While there was a hard core of fifteen to twenty members, Guy was always the chapter’s sun. His reach into all matters pertaining to worldwide prisoners of conscience extended so far past the orbit of my own meager view, that I wondered what, after all, I did know. This was the late 80’s, a heady time for being in Amnesty as it had also started working against the death penalty, a human rights violation that split even some Amnesty members.
Amnesty has a rule that members cannot work for political prisoners in their own country, a safeguard that seems to matter more in some countries than in others. But in death penalty cases, we are allowed to write letters to and petition our own governments. The U.S. is one of the only industrialized countries that still sanctions the death penalty, and so when Amnesty took up the cause, many of us charged straight into it.

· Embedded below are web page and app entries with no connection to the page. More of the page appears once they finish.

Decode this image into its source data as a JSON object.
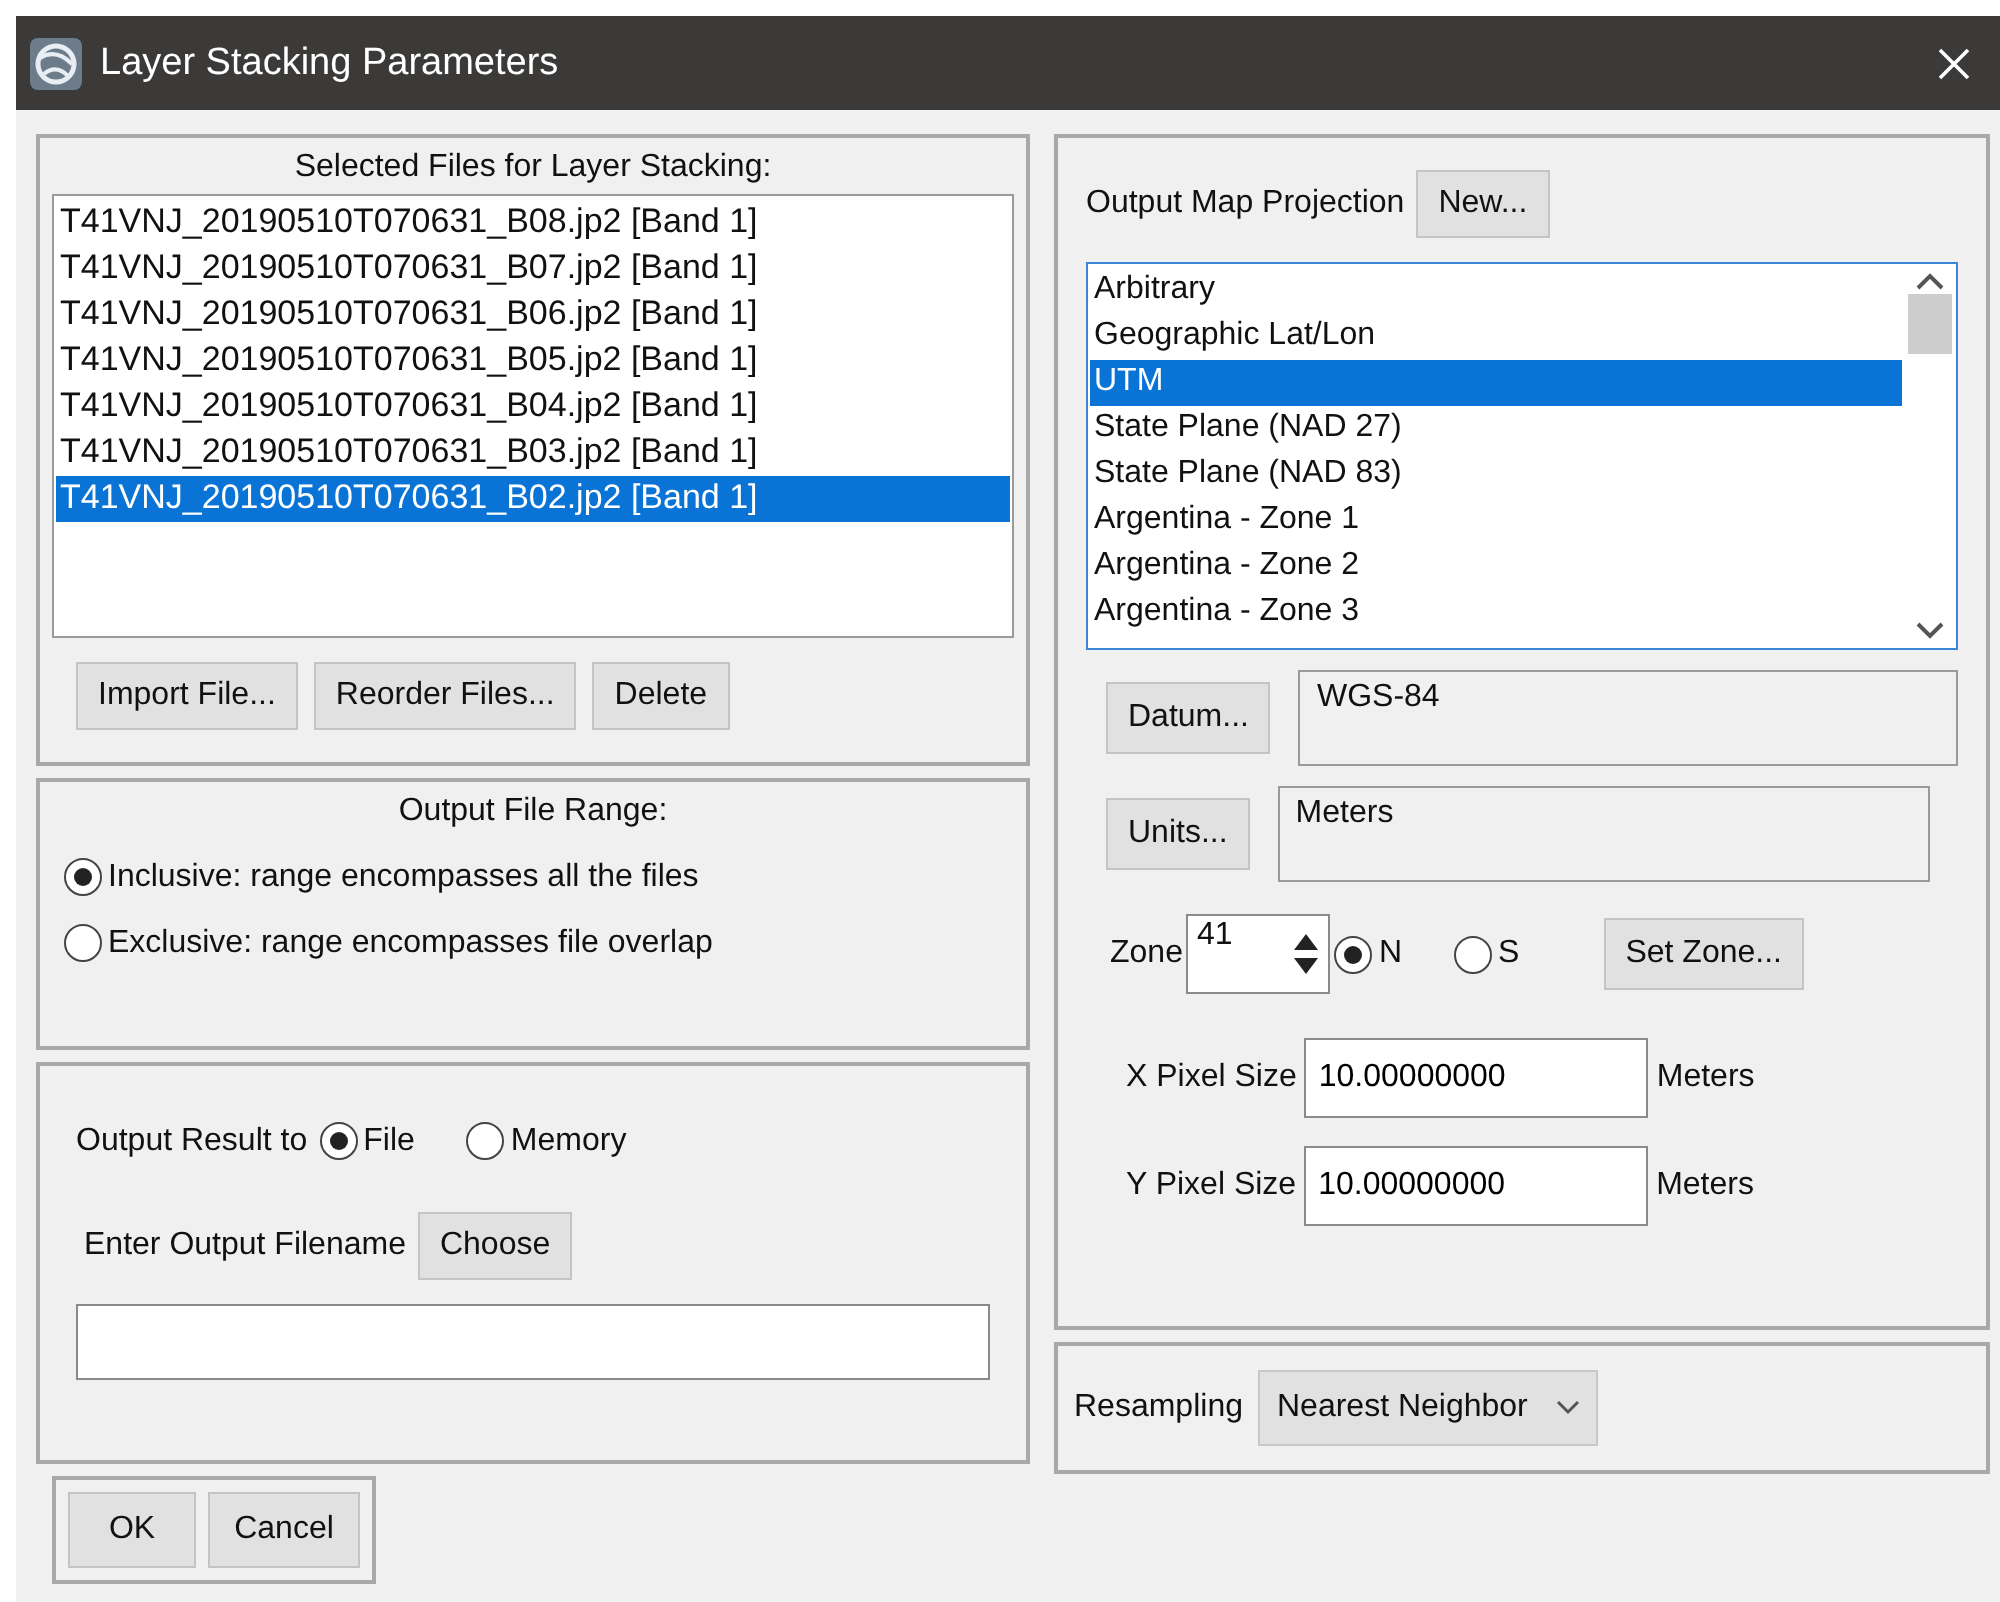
{
  "window": {
    "title": "Layer Stacking Parameters"
  },
  "files": {
    "title": "Selected Files for Layer Stacking:",
    "items": [
      {
        "label": "T41VNJ_20190510T070631_B08.jp2 [Band 1]",
        "selected": false
      },
      {
        "label": "T41VNJ_20190510T070631_B07.jp2 [Band 1]",
        "selected": false
      },
      {
        "label": "T41VNJ_20190510T070631_B06.jp2 [Band 1]",
        "selected": false
      },
      {
        "label": "T41VNJ_20190510T070631_B05.jp2 [Band 1]",
        "selected": false
      },
      {
        "label": "T41VNJ_20190510T070631_B04.jp2 [Band 1]",
        "selected": false
      },
      {
        "label": "T41VNJ_20190510T070631_B03.jp2 [Band 1]",
        "selected": false
      },
      {
        "label": "T41VNJ_20190510T070631_B02.jp2 [Band 1]",
        "selected": true
      }
    ],
    "buttons": [
      "Import File...",
      "Reorder Files...",
      "Delete"
    ]
  },
  "range": {
    "title": "Output File Range:",
    "options": [
      {
        "label": "Inclusive: range encompasses all the files",
        "selected": true
      },
      {
        "label": "Exclusive: range encompasses file overlap",
        "selected": false
      }
    ]
  },
  "output": {
    "label": "Output Result to",
    "options": [
      {
        "label": "File",
        "selected": true
      },
      {
        "label": "Memory",
        "selected": false
      }
    ],
    "filename_label": "Enter Output Filename",
    "choose_button": "Choose"
  },
  "dialog_buttons": [
    "OK",
    "Cancel"
  ],
  "projection": {
    "label": "Output Map Projection",
    "new_button": "New...",
    "items": [
      {
        "label": "Arbitrary",
        "selected": false
      },
      {
        "label": "Geographic Lat/Lon",
        "selected": false
      },
      {
        "label": "UTM",
        "selected": true
      },
      {
        "label": "State Plane (NAD 27)",
        "selected": false
      },
      {
        "label": "State Plane (NAD 83)",
        "selected": false
      },
      {
        "label": "Argentina - Zone 1",
        "selected": false
      },
      {
        "label": "Argentina - Zone 2",
        "selected": false
      },
      {
        "label": "Argentina - Zone 3",
        "selected": false
      }
    ],
    "datum_button": "Datum...",
    "datum": "WGS-84",
    "units_button": "Units...",
    "units": "Meters",
    "zone_label": "Zone",
    "zone": "41",
    "hemispheres": [
      {
        "label": "N",
        "selected": true
      },
      {
        "label": "S",
        "selected": false
      }
    ],
    "set_zone_button": "Set Zone...",
    "pixel_sizes": [
      {
        "label": "X Pixel Size",
        "value": "10.00000000",
        "unit": "Meters"
      },
      {
        "label": "Y Pixel Size",
        "value": "10.00000000",
        "unit": "Meters"
      }
    ]
  },
  "resampling": {
    "label": "Resampling",
    "value": "Nearest Neighbor"
  }
}
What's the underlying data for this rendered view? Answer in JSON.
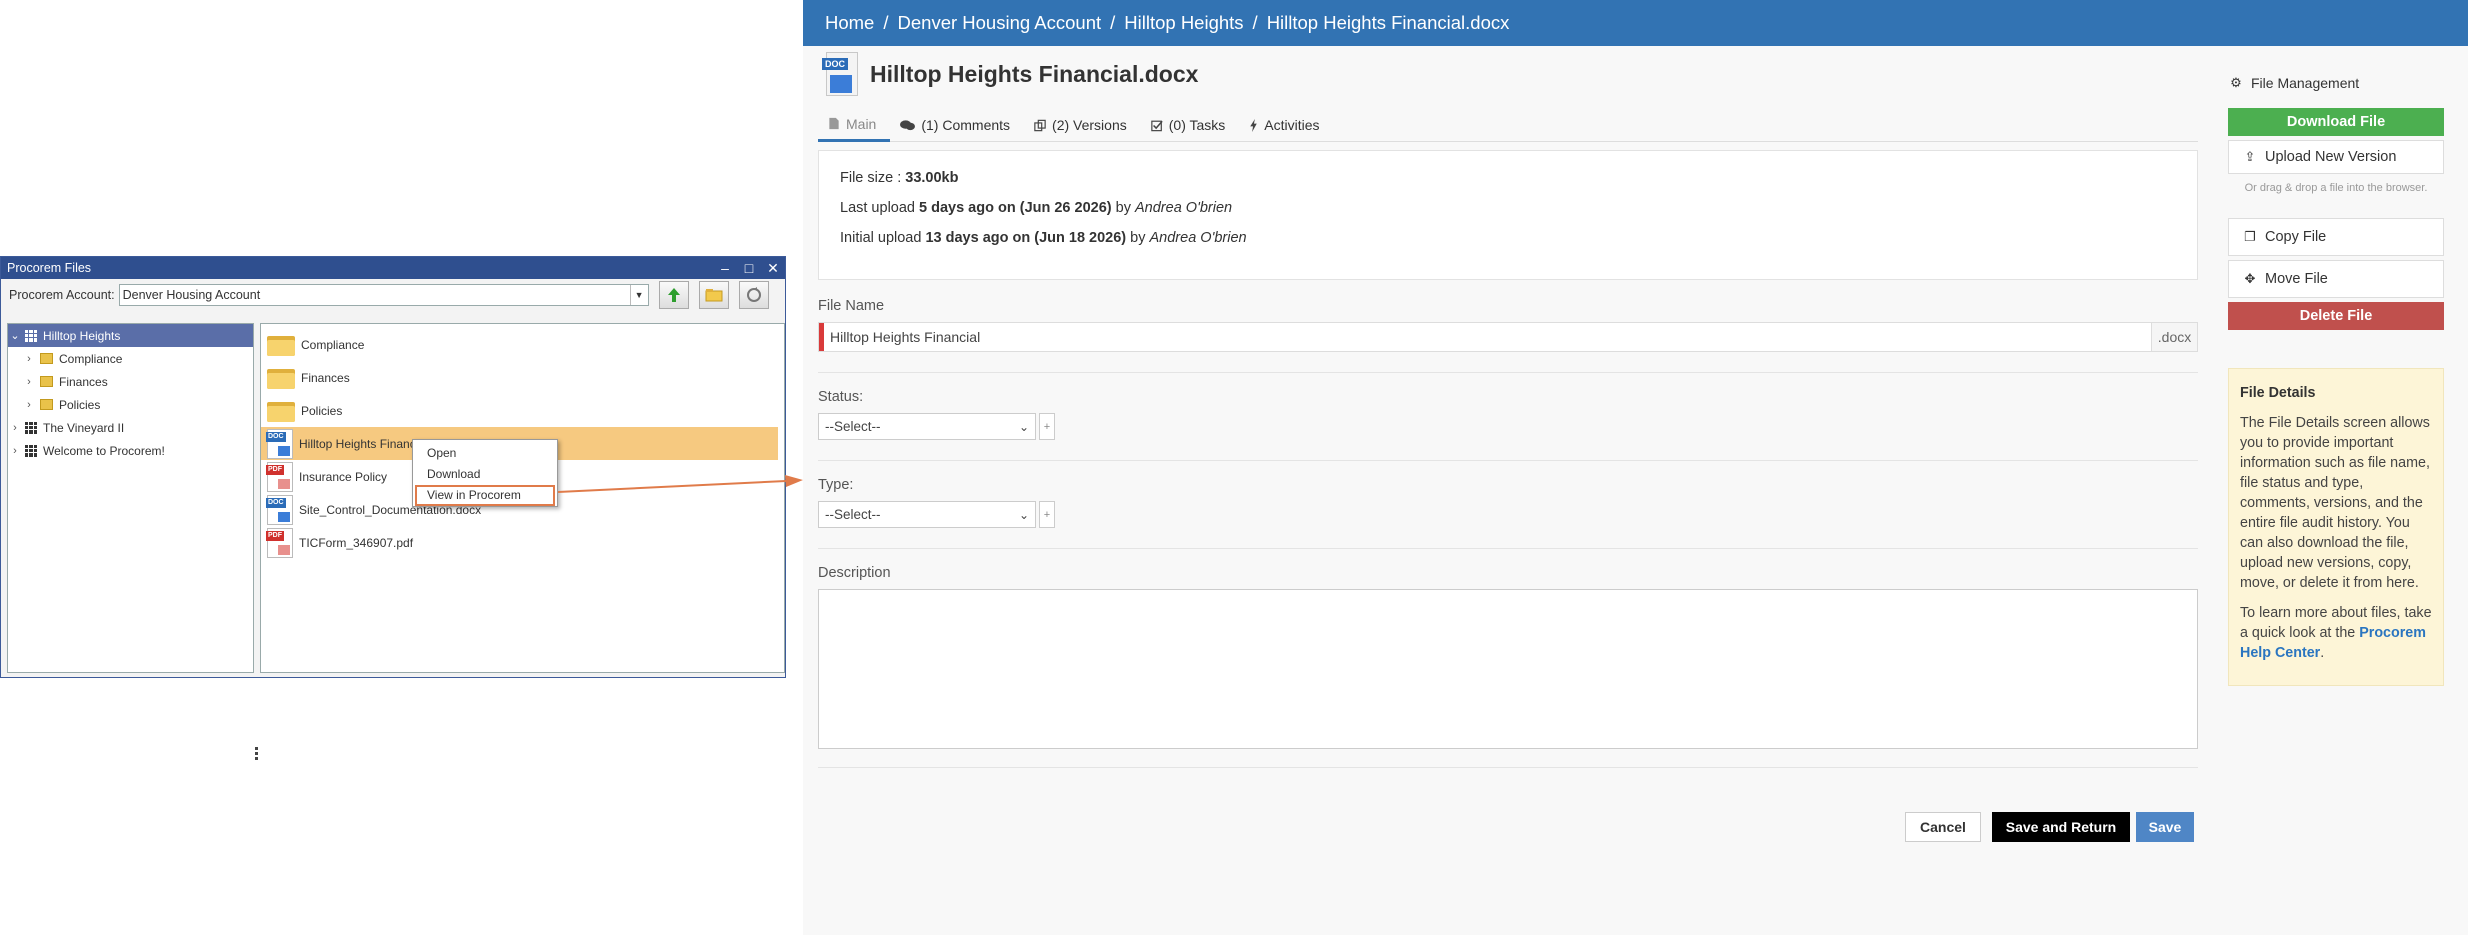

But I don’t mean to get so “political” here, even though Amnesty is not politically-affiliated with any certain party or slant. And that’s by charter.
What I do want to say is that we stayed in Amnesty for twelve years, and the normal lifespan of a human rights volunteer is two years. I know that we stayed in the organization mainly because of the friendships we made there with Owen, and Leo, and Maurice, Mickey and Marian, Dwight, John, Efia, Alvena, Walter, and Edwin.
And mainly Guy.
I can’t explain this but if you understand the concept of a Renaissance Man (or Woman), then you’d understand Guy. A world traveller, often on his bicycle. An astronomical genius: he published his Astronomical Calendar yearly, which he writes, edits, and illustrates. This work is encyclopedic and not strictly for the casual stargazer. Guy bought a house once and landscaped a garden maze. He knew about or was curious about literature, music, film, biology, and physics. He understands so much of the world, but like many of us, he has his darker moments.
Before Guy, I had never had a true mentor, someone whose mind I wanted to mine, embrace, follow.
And he became the only other person I knew whose respect I craved. The only other person I wanted to value me at least as much as I valued him.
On this day, and that one thirty years ago, I can say with great confidence, you rescued us, Guy, and gave us hope and amnesty.
The other person, of course, is the one who pushed me into viewing a universal phenomenon that seemed to mean so little to me before, but that, after I viewed it with John, and Walter, and Maurice, my own student Erika (who met the coolest people ever), and especially Guy and Tilly, became a central wonder of my own life.
So at the bell tower on Furman University’s campus in the full totality of the two moments when everyone was staring up and being unbelievably quiet, my wife and I kissed, as lovers do. As we were supposed to in the midst of this rare and precious moment that we’ll likely never have again.